Every Friday The Psychogenealogist shares a "Pic of the Week." The intent is to encourage thought and imagination about the spaces where psychology, genealogy, and history converge.
Here we have another curious and quirky postcard. On the front is a sullen looking man dressed in prison stripes sitting in his cell, #13. It reads: “My time is short” and “FOR 30 DAY PRISONERS ONLY”. The name “Earl” on the from matches the apparent sender of the postcard as indicated on the back.
It is addressed to a “Miss Jessie Pierce” of Galesburg, Michigan. It looks like it was sent in care of “Mrs. John Blake”. The postmark itself is very difficult to read.

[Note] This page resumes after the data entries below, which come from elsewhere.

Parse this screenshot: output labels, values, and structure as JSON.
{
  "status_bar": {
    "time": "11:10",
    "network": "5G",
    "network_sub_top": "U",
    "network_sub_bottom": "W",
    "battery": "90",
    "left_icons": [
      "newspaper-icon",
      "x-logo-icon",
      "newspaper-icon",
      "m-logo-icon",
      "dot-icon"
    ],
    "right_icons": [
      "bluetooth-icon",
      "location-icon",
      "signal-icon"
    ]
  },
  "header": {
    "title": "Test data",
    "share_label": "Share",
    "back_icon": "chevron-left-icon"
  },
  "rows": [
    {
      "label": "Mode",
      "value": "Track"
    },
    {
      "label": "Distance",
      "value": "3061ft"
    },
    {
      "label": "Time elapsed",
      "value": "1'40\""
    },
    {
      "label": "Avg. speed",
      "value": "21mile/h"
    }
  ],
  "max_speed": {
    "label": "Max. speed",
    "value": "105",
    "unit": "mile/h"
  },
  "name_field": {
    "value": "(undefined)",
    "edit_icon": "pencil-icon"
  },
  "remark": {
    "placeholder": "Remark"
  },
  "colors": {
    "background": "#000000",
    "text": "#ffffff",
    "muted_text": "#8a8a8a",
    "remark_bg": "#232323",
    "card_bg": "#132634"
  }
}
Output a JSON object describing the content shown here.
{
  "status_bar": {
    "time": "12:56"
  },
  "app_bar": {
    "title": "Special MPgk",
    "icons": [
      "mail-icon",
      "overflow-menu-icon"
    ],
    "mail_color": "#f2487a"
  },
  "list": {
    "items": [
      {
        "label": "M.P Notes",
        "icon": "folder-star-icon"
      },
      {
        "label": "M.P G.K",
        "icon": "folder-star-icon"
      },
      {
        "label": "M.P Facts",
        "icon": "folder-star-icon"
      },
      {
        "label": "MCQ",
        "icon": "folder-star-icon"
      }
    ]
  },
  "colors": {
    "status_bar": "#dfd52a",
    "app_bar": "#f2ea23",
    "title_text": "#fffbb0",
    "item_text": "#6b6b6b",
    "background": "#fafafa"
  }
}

Given the style of the other postcards I have seen (and written about) I am guessing this postcard was send in the 1910s or 1920s.
Can anyone decipher the postmark?
The note on the back appears to read:
Dear Cousin: (Will? True?) lost his way at the show and he forgot to come down after Bessie. Bess was pretty mad. I suppose you got there all right. Bess ?? to True (?) and asked him something about the show. From Earl. Write back.
Test your Genealogy Research Chops!
Can you help me discover who the people referenced in this postcard are? Perhaps you could help me find a descendent related to this family who might like the postcard for a family history keepsake? Here are some questions to think about:
Who is Earl and what is his story?
Who is Jessie Pierce and what is her story?
Who were Mr. and Mrs. John Blake and what are their stories?
Who was Bessie and why did the difficult to identify person (True or Will or etc.) forget to come down after her?
Was Bessie ever able to get over her anger?
What show is being described?
What do you think, feel, and wonder about as you look at and read this postcard?
I would love to hear what you come up with!